A Sudoku puzzle is minimal (also called irreducible) if it has a unique solution, but removing any digit would yield a puzzle with multiple solutions. In other words, every digit is necessary to determine the solution.

I have a basic algorithm to generate minimal Sudokus:

- Generate a completed puzzle.
- Visit each cell in a random order. For each visited cell:
- Tentatively remove its digit
- Solve the puzzle twice using a recursive backtracking algorithm. One solver tries the digits 1-9 in forward order, the other in reverse order. In a sense, the solvers are traversing a search tree containing all possible configurations, but from opposite ends. This means that
**the two solutions will match iff the puzzle has a unique solution**. - If the puzzle has a unique solution, remove the digit permanently; otherwise, put it back in.

This method is guaranteed to produce a minimal puzzle, but it's quite slow (100 ms on my computer, several seconds on a smartphone). I would like to reduce the number of solves, but all the obvious ways I can think of are incorrect.
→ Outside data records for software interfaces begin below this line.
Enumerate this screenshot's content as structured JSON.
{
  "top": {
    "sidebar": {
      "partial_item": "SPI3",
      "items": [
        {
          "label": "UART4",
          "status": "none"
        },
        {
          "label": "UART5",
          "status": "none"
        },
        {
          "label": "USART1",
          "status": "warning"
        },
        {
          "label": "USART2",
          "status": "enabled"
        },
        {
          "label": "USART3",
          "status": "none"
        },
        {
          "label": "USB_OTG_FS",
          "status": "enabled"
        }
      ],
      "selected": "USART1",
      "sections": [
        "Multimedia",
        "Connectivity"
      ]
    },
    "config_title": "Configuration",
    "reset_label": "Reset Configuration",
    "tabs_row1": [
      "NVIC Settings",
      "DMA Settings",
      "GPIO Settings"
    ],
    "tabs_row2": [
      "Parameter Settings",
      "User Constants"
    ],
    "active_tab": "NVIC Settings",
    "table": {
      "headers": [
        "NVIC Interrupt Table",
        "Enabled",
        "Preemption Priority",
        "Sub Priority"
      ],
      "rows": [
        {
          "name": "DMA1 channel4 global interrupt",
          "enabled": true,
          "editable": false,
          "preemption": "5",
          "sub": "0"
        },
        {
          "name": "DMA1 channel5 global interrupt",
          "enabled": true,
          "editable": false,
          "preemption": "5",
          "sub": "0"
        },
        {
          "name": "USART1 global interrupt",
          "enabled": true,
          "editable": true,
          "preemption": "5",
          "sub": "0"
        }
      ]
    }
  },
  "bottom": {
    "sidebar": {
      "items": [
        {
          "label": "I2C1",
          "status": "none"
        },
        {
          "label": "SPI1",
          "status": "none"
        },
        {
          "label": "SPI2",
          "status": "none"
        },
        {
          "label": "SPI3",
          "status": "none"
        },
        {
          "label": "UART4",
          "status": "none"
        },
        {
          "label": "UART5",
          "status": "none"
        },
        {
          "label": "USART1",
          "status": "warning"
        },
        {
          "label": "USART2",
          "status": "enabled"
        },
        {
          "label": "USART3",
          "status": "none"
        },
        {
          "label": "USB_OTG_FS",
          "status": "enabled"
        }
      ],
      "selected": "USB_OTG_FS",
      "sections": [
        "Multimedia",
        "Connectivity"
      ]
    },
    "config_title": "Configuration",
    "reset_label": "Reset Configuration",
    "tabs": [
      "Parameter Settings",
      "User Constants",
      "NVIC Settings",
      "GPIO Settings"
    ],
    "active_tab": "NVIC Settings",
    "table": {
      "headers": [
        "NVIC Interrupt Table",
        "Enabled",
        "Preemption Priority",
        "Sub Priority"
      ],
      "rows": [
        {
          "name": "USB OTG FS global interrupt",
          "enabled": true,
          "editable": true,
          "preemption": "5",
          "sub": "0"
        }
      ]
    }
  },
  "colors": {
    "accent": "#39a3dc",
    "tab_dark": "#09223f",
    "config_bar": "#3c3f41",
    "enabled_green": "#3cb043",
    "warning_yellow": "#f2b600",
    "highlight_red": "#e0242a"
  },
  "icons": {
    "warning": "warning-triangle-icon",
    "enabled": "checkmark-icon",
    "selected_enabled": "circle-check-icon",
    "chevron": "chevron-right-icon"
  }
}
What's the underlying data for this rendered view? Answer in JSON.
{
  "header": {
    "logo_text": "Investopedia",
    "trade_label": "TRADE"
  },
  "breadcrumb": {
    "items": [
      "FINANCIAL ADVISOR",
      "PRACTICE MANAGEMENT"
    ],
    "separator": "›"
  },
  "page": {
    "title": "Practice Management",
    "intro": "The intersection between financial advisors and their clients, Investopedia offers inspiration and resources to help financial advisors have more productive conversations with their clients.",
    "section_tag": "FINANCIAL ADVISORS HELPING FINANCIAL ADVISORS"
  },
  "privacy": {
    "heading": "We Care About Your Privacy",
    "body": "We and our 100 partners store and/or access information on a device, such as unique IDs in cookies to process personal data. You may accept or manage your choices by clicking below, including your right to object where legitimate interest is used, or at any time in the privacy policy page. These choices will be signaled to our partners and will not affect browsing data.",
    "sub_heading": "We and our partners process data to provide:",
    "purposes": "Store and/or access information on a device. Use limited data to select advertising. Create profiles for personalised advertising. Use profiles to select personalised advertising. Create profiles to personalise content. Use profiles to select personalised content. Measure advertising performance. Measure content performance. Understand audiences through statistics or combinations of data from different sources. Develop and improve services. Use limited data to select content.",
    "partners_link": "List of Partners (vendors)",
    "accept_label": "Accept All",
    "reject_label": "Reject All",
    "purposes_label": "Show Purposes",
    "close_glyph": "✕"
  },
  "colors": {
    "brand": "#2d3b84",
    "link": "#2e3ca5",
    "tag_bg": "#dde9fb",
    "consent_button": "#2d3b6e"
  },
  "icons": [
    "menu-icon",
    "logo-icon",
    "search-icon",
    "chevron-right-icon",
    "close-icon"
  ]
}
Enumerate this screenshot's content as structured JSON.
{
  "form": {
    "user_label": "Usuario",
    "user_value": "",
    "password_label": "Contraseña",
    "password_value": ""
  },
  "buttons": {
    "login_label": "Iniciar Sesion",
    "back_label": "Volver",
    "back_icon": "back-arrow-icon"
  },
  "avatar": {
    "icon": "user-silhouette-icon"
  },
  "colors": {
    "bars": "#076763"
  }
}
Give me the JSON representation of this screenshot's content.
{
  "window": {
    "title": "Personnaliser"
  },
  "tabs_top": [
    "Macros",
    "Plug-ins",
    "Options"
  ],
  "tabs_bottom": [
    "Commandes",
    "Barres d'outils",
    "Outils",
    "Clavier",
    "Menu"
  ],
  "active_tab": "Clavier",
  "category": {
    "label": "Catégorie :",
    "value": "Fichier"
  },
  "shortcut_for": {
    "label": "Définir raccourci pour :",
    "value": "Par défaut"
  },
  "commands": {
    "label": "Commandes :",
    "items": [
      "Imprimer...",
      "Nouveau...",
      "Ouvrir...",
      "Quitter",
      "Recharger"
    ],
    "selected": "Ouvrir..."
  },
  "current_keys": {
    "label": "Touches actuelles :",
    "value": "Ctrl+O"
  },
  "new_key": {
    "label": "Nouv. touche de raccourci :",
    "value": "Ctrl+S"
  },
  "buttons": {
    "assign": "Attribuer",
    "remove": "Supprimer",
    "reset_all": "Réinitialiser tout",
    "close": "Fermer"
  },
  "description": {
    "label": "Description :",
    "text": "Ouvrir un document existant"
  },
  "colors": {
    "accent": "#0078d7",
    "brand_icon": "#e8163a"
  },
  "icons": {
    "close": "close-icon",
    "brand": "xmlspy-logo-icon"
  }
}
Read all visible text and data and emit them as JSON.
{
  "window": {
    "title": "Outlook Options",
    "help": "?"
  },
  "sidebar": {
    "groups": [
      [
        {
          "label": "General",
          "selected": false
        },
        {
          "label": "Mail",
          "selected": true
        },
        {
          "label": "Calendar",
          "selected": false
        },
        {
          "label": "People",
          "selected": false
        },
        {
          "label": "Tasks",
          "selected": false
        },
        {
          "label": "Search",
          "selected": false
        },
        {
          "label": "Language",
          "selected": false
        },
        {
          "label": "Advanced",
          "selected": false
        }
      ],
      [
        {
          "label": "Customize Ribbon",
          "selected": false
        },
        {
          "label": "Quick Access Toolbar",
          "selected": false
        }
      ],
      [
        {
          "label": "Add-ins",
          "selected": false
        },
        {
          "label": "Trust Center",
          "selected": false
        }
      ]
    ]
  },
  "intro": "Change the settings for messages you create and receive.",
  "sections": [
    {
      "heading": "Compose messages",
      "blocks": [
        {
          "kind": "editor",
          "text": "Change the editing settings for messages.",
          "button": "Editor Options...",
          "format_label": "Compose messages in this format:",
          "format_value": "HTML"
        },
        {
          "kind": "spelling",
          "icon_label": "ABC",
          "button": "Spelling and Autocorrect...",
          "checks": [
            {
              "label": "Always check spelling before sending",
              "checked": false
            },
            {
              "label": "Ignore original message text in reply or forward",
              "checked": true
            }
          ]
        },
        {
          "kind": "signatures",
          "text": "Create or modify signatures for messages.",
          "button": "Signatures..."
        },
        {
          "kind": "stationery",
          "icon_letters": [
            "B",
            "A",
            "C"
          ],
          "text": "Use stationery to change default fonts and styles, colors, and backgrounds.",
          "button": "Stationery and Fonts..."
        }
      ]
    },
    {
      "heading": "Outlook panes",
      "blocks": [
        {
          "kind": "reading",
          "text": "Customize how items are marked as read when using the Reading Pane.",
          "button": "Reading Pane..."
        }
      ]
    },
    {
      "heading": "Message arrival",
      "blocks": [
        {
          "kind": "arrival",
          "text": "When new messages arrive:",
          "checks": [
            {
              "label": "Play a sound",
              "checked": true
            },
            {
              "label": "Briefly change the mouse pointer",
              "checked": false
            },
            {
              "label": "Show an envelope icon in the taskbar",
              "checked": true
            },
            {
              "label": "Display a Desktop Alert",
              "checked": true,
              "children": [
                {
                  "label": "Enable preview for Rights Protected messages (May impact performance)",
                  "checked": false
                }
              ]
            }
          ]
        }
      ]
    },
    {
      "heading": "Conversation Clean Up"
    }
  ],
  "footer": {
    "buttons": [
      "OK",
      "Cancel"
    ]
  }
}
For example:

**Adding digits instead of removing them.**The advantage of this is that since minimal puzzles require at least 17 filled digits, the first 17 digits are guaranteed to not have a unique solution, reducing the amount of solving. Unfortunately, because the cells are visited in a random order, many unnecessary digits will be added before the one important digit that "locks down" a unique solution. For instance, if the first 9 cells added are all in the same column, there's a great deal of redundant information there.**If no other digit can replace the current one, keep it in and do not solve the puzzle.**Because checking if a placement is legal is thousands of times faster than solving the puzzle twice, this could be a huge time-saver. However, just because there's no other legal digit now doesn't mean there won't be later, once we remove other digits.**Since we generated the original solution, solve only once for each cell and see if it matches the original.**This doesn't work because the original solution could be anywhere within the search tree of possible solutions. For example, if the original solution is near the "left" side of the tree, and we start searching from the left, we will miss solutions on the right side of the tree.

I would also like to optimize the solving algorithm itself. The hard part is determining if a solution is unique. I can make micro-optimizations like creating a bitmask of legal placements for each cell, as described in this wonderful post. However, more advanced algorithms like Dancing Links or simulated annealing are not designed to determine uniqueness, but just to find *any* solution.

**How can I optimize my minimal Sudoku generator?**

`Generate a completed puzzle.`

Please define "complete" – wildplasser Jan 3 '13 at 21:46